Of all dog diseases, lyme disease in dogs is perhaps one of the common. It is usually the result of ticks on dogs. Ticks can be obtained from tall grasses during the warmer months, which is why many owners leave from a nice long hike or camping trip merely to discover a little unwelcome passenger clinging to their dog’s skin: a tick.
Lyme disease in dogs can be hard for quite a few dog owners to detect right away, but chances are that one of the adhering to symptoms will soon follow within 24 to 72 a long time after a tick has attached itself to your dog’s pores and skin:
– Lack of appetite
instructions Swollen lymph nodes
If lyme sickness is left untreated for a substantial amount of time, dogs might fall prey to horrible infections that can cause kidney failure and even death.
The fortunate thing is that most owners are familiar with how their dog normally behaves, and so they will probably notice a change in their dog’s behaviors and dogs wellbeing before this disease becomes fatal.
Diagnosing lyme ailment in dogs usually begins with the veterinarian asking for many additional background information about where you life, where the dog is recently, and if the dog has been on any tick protection medications. If you happened to find the tick on your dog in addition to remove it from its skin, make sure that you do bring the multiple choice along to your veterinarian so that your veterinarian can see if it is a new tick that can cause the disease (there are only four sorts of ticks that are known to transmit the disease).

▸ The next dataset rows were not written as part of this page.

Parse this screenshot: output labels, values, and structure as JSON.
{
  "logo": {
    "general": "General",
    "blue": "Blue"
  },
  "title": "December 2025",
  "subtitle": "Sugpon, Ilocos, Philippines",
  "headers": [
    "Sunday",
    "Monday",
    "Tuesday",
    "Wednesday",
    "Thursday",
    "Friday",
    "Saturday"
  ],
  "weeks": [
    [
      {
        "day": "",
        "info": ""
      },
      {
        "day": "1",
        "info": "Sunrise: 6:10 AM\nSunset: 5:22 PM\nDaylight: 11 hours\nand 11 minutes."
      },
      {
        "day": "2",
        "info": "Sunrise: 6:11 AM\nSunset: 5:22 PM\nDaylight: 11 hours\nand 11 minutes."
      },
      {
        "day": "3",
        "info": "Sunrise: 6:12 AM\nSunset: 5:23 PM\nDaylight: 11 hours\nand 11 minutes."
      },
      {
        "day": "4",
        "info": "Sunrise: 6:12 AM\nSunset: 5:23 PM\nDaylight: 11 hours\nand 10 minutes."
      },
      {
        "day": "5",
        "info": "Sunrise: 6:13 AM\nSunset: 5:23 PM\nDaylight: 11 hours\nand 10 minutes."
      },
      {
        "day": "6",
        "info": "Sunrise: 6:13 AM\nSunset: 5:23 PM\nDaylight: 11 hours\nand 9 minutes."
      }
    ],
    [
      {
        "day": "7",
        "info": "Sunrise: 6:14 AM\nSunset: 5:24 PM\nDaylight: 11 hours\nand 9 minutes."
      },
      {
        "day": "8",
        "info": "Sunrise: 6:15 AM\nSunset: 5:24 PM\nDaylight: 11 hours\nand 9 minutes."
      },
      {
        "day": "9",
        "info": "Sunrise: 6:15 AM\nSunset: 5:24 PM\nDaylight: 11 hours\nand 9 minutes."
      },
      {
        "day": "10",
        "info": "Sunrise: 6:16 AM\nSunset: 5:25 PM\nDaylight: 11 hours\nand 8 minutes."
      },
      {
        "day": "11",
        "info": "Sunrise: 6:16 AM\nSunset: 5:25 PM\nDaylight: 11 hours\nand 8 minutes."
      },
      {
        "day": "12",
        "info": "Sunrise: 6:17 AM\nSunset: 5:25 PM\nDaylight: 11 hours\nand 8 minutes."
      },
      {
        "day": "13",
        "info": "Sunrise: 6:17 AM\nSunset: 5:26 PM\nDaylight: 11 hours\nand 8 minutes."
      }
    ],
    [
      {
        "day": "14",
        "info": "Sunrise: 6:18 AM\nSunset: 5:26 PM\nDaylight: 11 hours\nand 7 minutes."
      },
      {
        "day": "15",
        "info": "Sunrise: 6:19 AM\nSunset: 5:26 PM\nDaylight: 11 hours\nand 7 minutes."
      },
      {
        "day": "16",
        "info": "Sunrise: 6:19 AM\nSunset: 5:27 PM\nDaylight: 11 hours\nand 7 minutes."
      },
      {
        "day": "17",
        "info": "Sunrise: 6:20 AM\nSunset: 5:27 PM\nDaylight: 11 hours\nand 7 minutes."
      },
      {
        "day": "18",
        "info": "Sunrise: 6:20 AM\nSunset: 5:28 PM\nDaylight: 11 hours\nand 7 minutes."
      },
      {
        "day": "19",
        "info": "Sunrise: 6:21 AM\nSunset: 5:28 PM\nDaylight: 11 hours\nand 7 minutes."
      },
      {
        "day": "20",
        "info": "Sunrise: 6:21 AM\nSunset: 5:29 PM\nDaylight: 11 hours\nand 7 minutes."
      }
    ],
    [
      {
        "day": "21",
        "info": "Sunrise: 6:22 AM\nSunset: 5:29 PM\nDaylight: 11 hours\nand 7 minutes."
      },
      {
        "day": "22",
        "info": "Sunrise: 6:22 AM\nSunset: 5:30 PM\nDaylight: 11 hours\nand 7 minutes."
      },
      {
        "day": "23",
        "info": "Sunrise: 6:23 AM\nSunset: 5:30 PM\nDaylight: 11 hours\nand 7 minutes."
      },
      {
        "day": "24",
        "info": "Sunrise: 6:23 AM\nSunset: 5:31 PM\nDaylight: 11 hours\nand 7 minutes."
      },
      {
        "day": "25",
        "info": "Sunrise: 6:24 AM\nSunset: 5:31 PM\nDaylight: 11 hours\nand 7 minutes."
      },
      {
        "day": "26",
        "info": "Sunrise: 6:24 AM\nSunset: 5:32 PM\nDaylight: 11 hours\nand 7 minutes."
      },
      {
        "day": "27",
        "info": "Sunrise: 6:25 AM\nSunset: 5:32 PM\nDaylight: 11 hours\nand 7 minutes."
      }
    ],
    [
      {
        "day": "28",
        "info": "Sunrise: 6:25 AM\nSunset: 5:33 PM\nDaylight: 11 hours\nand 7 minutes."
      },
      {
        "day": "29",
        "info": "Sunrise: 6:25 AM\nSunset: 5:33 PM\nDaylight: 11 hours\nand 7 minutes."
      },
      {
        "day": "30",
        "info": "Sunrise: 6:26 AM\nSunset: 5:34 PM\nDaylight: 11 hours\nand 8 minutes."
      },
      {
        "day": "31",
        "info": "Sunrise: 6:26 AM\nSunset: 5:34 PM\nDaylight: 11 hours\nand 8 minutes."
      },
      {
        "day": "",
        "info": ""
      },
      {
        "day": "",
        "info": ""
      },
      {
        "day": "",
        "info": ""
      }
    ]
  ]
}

TIP: After you remove the tick from your dog, place it in alcohol until you as always, see your veterinarian.
If the vet suspects that your dog may have lyme disease, then he or she will order blood tests that will serve determine whether or not your pet has the disease.
NOTE: If you have just recently noticed a change in your dog’s behavior and have removed often the tick within the past 24 hours, it may be too soon for a blood vessels test to accurately detect lyme disease in pets. Get more information about Tick Diseases In Dogs
If your dog has been diagnosed with lyme disease, then a around of antibiotics is often prescribed. The symptoms of lyme problem in dogs tend to dissipate quickly once medication is commenced, but you need to make sure that you continue to administer the antibiotics provided that the vet prescribes, no matter how well your dog seems to be accomplishing. Within a week or two, any and all traces of the disease really should be gone.